And especially, how do I define a norm with \pi=42?

About the \pi=42Prince Alis Answer below shows that there can be no such p-norm, for which \pi_p=42, In fact this holds true for every norm. However, you can easily define a quasi-norm that has any arbitrary \pi_{\|.\|}=\kappa\gt\pi. For example,

r(\theta)=1 + \frac{1}{a} \sin(b \theta)

Defines a quasinorm with \pi_{\|.\|_{a,b}}=\kappa for every \kappa>\pi. \kappa can be increased by increasing a and b. The only thing left to do is find a and b for which we finally have \pi_{\|.\|_{a,b}}=42.

According to Mathematica, the Length of the boundary curve is 33.4581 (Took ~10 minutes to calculate) and the diameter is 4.5071, resulting in \pi=7.42342 for the norm given above (a=b=10). I doubt I will be able to easily find a solution for \pi=42 using this method… (Testing manually, I got exemplary values a=9.95, b=175 with \pi=42.0649 which comes very close…

On top of that, Prince Ali found a p-norm with p<1 for which \pi=42. Thank you very much!

**Answer**

I believe I do have a partial answer to your question but I do not claim credit for it. http://www.jstor.org/stable/2687579 is the paper I am referring to. Undoubtedly Miha Habič is referring to the same thing. And here I will summarize the relevant info from the paper.

Only working with the p-norms defined in \mathbb{R}^2 as

d_p((x_1,y_1),(x_2,y_2))=(|x_2-x_1|^p+|y_2-y_1|^p)^{1/p}

we already know that this is a norm if and only if p\geq 1 and the usual norms mentioned here like the taxicab, euclidean, and the max norm (by "setting" p=\infty) are all special cases so we only look at d_p for p\in [1,\infty).

The authors then derive the expression

\pi_p=\frac{2}{p}\int_0^1 [u^{1-p}+(1-u)^{1-p}]^{1/p}du

for \pi in any p-norm.

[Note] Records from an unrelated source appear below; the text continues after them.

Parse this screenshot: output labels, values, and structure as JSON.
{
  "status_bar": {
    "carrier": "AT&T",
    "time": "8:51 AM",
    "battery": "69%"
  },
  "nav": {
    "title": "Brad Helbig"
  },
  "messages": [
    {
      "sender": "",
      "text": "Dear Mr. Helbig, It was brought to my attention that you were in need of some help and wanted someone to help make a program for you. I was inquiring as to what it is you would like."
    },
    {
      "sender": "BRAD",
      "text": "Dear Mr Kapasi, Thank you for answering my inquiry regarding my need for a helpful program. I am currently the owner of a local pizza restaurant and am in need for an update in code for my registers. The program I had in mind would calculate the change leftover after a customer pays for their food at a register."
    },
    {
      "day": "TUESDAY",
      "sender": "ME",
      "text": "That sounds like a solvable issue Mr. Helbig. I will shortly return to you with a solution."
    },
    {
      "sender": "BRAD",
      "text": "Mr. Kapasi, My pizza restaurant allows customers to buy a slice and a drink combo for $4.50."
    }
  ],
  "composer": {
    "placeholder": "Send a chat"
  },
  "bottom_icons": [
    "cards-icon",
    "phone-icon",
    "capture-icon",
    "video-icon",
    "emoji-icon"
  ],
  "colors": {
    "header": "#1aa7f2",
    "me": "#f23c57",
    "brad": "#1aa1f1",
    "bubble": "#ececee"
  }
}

Then they just numerically integrate and estimate \pi for different p and get

\begin{array}{ll}

p & \pi_p \\

1 & 4 \\

1.1 & 3.757... \\

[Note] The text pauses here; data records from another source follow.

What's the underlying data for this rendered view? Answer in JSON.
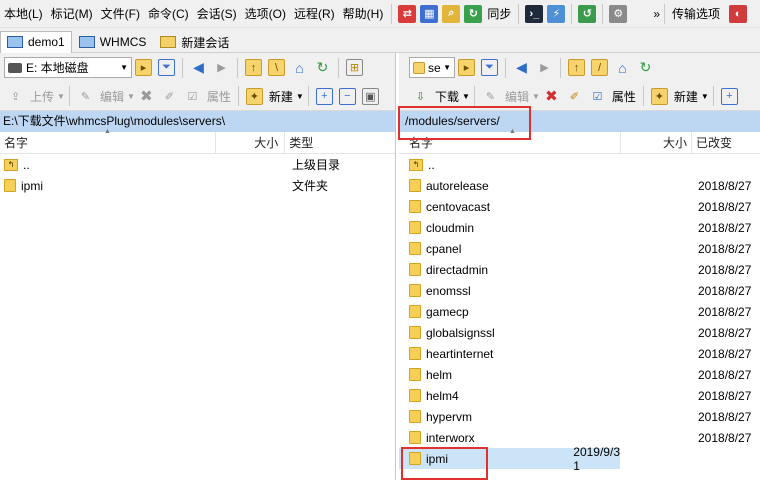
{
  "menubar": {
    "items": [
      "本地(L)",
      "标记(M)",
      "文件(F)",
      "命令(C)",
      "会话(S)",
      "选项(O)",
      "远程(R)",
      "帮助(H)"
    ],
    "sync_label": "同步",
    "transfer_label": "传输选项",
    "overflow": "»"
  },
  "tabs": [
    {
      "label": "demo1",
      "active": true
    },
    {
      "label": "WHMCS",
      "active": false
    },
    {
      "label": "新建会话",
      "active": false
    }
  ],
  "left": {
    "drive": "E: 本地磁盘",
    "toolbar": {
      "upload": "上传",
      "edit": "编辑",
      "properties": "属性",
      "new": "新建"
    },
    "path": "E:\\下载文件\\whmcsPlug\\modules\\servers\\",
    "columns": {
      "name": "名字",
      "size": "大小",
      "type": "类型"
    },
    "rows": [
      {
        "name": "..",
        "type": "上级目录",
        "up": true
      },
      {
        "name": "ipmi",
        "type": "文件夹",
        "up": false
      }
    ]
  },
  "right": {
    "drive": "se",
    "toolbar": {
      "download": "下载",
      "edit": "编辑",
      "properties": "属性",
      "new": "新建"
    },
    "path": "/modules/servers/",
    "columns": {
      "name": "名字",
      "size": "大小",
      "modified": "已改变"
    },
    "rows": [
      {
        "name": "..",
        "date": "",
        "up": true
      },
      {
        "name": "autorelease",
        "date": "2018/8/27"
      },
      {
        "name": "centovacast",
        "date": "2018/8/27"
      },
      {
        "name": "cloudmin",
        "date": "2018/8/27"
      },
      {
        "name": "cpanel",
        "date": "2018/8/27"
      },
      {
        "name": "directadmin",
        "date": "2018/8/27"
      },
      {
        "name": "enomssl",
        "date": "2018/8/27"
      },
      {
        "name": "gamecp",
        "date": "2018/8/27"
      },
      {
        "name": "globalsignssl",
        "date": "2018/8/27"
      },
      {
        "name": "heartinternet",
        "date": "2018/8/27"
      },
      {
        "name": "helm",
        "date": "2018/8/27"
      },
      {
        "name": "helm4",
        "date": "2018/8/27"
      },
      {
        "name": "hypervm",
        "date": "2018/8/27"
      },
      {
        "name": "interworx",
        "date": "2018/8/27"
      },
      {
        "name": "ipmi",
        "date": "2019/9/3 1",
        "selected": true
      }
    ]
  },
  "colors": {
    "path_bg": "#bdd7f3",
    "highlight": "#e0312f",
    "selection": "#cce4f7"
  }
}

1.2 & 3.572... \\

1.5 & 3.259... \\

1.8 & 3.155... \\

2 & 3.141...=\pi \\

2.25 & 3.155... \\

3 & 3.259... \\

6 & 3.572... \\

11 & 3.757... \\

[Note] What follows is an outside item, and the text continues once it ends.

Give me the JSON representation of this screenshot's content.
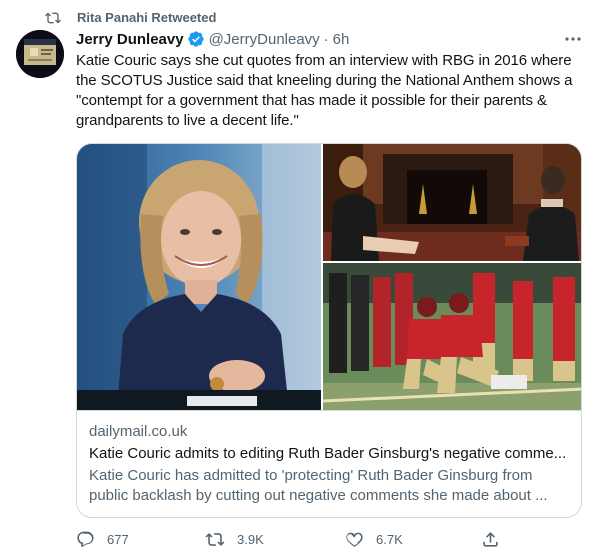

\infty & 4

\end{array}

Then the authors prove that the (global) minimum value of \pi_p indeed occurs when p=2. And numerics seem to suggest that \pi_p is always between [\pi,4] so the answer to your question seems to be that there is no p-norm in which \pi_p=42.

**Attribution***Source : Link , Question Author : Community , Answer Author : Fixed Point*